The Battle of the Bulge (16 December 1944 – 25 January 1945) was a major German offensive campaign launched through the densely forested Ardennes region ofWallonia in Belgium, France, and Luxembourg on the Western Front toward the end of World War II in Europe. Hitler planned the offensive with the primary goal to recapture the important harbour of Antwerp
- Btry C, 702 TD Bn., 2nd Armored Division, tank destroyer on dug-in ramp has plenty of elevation to hurl shells at long range enemy targets across the Roer River. L-r: Sgt. Earl F. Scholz, Pvt. George E. Van Horne, and Pfc. Samuel R. Marcum. US Ninth Army. (16 Dec 1944).
- Members of the 630th Tank Destroyer Battalion, Company "B", who lost their vehicles during advancement to Belgium, take Infantry positions on a hill covering an approach in Wiltz, Bastogne, Belgium (12/20/44). Signal Corps Photo ETO-44-30382 (Carolan).
- A 7th Armored Division antitank gun covers the approach on a road to Belgium (12/23/44)--Railroad crossing near Vielsalm, Belgium.
- Tankmen of the U.S. First Army gather around a fire on the snow-covered ground near Eupen, Belgium, opening their Christmas packages (12/30/44) -5th Armd. Regt.
- Three members of an American patrol cross a snow covered Luxembourg field on a scouting mission. White bedsheets camouflage them in the snow. Left to right: Sgt. James Storey, Newman, Ga.; Pvt. Frank A. Fox, Wilmington, Del., and Cpl. Dennis Lavanoha, Harrisville, N.Y. (30 Dec 1944). Lellig, Luxembourg. Signal Corps Photo #ETO-HQ-45-5003 (Hustead)
- Dudelange, Luxembourg. Painted white to blend with snow-covered terrain, an M-36 tank destroyer crosses a field. (3 Jan 1945). Signal Corps Photo #ETO-HQ-45-5944 (Hustead).
- This dead Yank was felled while fighting with fellow soldiers of the 101st Airborne Division, to drive Nazis from a heavily wooded area near Bastogne, Belgium, where Germans were entrenched (10 Jan 1945). Photo By: Lynch.

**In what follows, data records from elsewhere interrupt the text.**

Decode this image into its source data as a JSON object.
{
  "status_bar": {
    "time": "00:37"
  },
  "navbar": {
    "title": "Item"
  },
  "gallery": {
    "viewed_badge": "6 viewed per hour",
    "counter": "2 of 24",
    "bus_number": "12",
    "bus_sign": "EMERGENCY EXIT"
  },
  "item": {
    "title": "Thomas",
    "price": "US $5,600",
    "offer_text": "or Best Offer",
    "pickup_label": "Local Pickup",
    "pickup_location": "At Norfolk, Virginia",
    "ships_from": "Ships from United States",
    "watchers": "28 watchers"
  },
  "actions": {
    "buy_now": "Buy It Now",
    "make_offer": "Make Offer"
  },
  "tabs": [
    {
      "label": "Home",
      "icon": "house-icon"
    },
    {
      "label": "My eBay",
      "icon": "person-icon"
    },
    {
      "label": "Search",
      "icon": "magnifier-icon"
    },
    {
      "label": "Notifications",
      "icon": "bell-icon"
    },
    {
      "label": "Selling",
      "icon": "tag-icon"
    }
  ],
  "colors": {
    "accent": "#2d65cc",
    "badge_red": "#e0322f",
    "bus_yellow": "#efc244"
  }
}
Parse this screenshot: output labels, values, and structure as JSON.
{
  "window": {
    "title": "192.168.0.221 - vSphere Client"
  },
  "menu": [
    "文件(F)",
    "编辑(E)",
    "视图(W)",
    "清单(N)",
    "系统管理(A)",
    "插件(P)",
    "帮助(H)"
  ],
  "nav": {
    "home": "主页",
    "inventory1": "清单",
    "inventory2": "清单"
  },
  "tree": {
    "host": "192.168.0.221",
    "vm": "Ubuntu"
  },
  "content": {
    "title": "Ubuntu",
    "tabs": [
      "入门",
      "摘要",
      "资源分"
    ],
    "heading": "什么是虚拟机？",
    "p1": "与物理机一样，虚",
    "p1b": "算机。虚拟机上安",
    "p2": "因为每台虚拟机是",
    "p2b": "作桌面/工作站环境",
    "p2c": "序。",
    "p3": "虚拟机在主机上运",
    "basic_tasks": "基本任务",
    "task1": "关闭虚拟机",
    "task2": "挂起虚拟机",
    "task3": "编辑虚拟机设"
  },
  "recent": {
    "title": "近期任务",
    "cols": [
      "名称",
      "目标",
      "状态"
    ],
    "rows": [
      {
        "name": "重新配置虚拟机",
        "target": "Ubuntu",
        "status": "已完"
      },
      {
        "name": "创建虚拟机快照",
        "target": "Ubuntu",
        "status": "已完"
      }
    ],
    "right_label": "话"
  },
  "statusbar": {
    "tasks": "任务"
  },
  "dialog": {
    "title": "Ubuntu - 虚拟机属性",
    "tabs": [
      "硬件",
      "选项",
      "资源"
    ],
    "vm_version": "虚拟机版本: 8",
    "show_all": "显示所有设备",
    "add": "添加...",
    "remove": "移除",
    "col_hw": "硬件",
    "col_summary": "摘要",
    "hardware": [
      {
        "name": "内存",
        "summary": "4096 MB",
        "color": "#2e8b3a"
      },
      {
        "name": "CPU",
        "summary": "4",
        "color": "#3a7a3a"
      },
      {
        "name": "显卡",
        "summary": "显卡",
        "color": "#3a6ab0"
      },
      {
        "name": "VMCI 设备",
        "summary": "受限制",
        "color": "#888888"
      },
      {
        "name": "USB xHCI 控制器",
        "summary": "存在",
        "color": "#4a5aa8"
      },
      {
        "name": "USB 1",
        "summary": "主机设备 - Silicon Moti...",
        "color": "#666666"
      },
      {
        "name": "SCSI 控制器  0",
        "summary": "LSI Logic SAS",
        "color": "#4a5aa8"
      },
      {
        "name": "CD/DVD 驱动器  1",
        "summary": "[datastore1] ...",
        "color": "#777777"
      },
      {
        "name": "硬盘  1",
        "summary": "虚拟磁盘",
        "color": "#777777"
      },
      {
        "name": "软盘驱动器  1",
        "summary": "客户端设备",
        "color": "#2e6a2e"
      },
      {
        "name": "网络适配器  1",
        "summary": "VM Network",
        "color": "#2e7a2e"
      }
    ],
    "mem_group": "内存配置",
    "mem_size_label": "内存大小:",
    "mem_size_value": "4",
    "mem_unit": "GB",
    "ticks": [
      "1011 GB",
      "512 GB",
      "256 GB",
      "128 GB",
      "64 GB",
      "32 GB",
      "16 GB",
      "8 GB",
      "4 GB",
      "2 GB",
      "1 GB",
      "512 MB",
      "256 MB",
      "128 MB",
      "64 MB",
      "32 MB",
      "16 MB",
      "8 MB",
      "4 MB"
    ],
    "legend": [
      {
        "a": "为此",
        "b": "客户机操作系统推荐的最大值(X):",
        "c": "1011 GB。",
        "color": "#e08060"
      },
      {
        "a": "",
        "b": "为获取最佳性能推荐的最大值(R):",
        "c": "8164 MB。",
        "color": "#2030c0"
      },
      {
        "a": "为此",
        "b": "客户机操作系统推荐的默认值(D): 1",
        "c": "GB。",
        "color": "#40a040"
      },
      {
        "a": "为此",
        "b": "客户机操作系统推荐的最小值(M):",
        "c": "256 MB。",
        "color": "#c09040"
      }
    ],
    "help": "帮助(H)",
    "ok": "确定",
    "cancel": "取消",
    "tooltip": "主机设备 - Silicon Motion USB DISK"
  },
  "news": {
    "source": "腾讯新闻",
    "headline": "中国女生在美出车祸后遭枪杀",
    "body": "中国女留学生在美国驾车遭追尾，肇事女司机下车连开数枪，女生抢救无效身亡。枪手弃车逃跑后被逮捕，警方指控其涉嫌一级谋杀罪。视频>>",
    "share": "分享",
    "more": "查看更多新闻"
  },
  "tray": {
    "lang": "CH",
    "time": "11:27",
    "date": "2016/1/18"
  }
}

- German soldiers who attempted to storm the 101st Airborne command post in Bastogne, Belgium, lie dead on the ground after they were mowed down by American machine gun fire. The tanks, behind which they were advancing, were knocked out also. This photo was taken while Bastogne was still under seige (12/25/44). RESTRICTED--Signal Corps Photo #ETO-HQ-45-34 (Krochka).
- Members of the 101st Airborne Division walk past dead comrades, killed during the Christmas Eve bombing of Bastogne, Belgium, the town in which this division was besieged for ten days. This photo was taken on Christmas Day. 1944.
- T/Sgt. Harry A. Downard, San Diego, Calif., Signal Corps Photographer, holds up leather thong which was used to tie the legs and coat of this paratrooper 101st Airborne Division, who was killed near Bastogne, Belgium (12 Jan 1945). Signal Corps Photo #ETO-HQ-45-8244 (Pfc. J.W. Lapine).
- German prisoners of war dig graves for members of the 101st Airborne Division who were killed defending Bastogne against the Germans. Signal Corps Photo #ETO-HQ-45-91 (Tec 5 Krochka).
- The members of the 101st Airborne Division, right, are on guard for enemy tanks, on the road leading to Bastogne, Belgium. They are armed with bazookas. 23 Dec 1944.
- The 101st Airborne troops move out of Bastogne, after having been besieged there for ten days, to drive the enemy out of the surrounding district. Belgium 12/31/44.
- U.S. troops of the 28th Infantry Division, who have been regrouped in security platoons for defense of Bastogne, Belgium, march down a street. Some of these soldiers lost their weapons during the German advance in this area. Bastogne, Belgium (12-20-44). Signal Corps Photo #ETO-HQ-44-30380 (Tec 5 Wesley B. Carolan).
- An American road-block is set up with 30 caliber heavy machine gun, and a tank destroyer is ready for action on Adolph Hitler Straase. 1st Battalion, 157th Regiment, 45th Division (10 Dec 1944). Signal Corps Photo #6AG-27702/ETO-HQ-44-29123 (Fenberg).
- Bastogne, Belgium. Troops of the 101st Airborne Division watch C-47's drop supplies to them. 26 December 1944.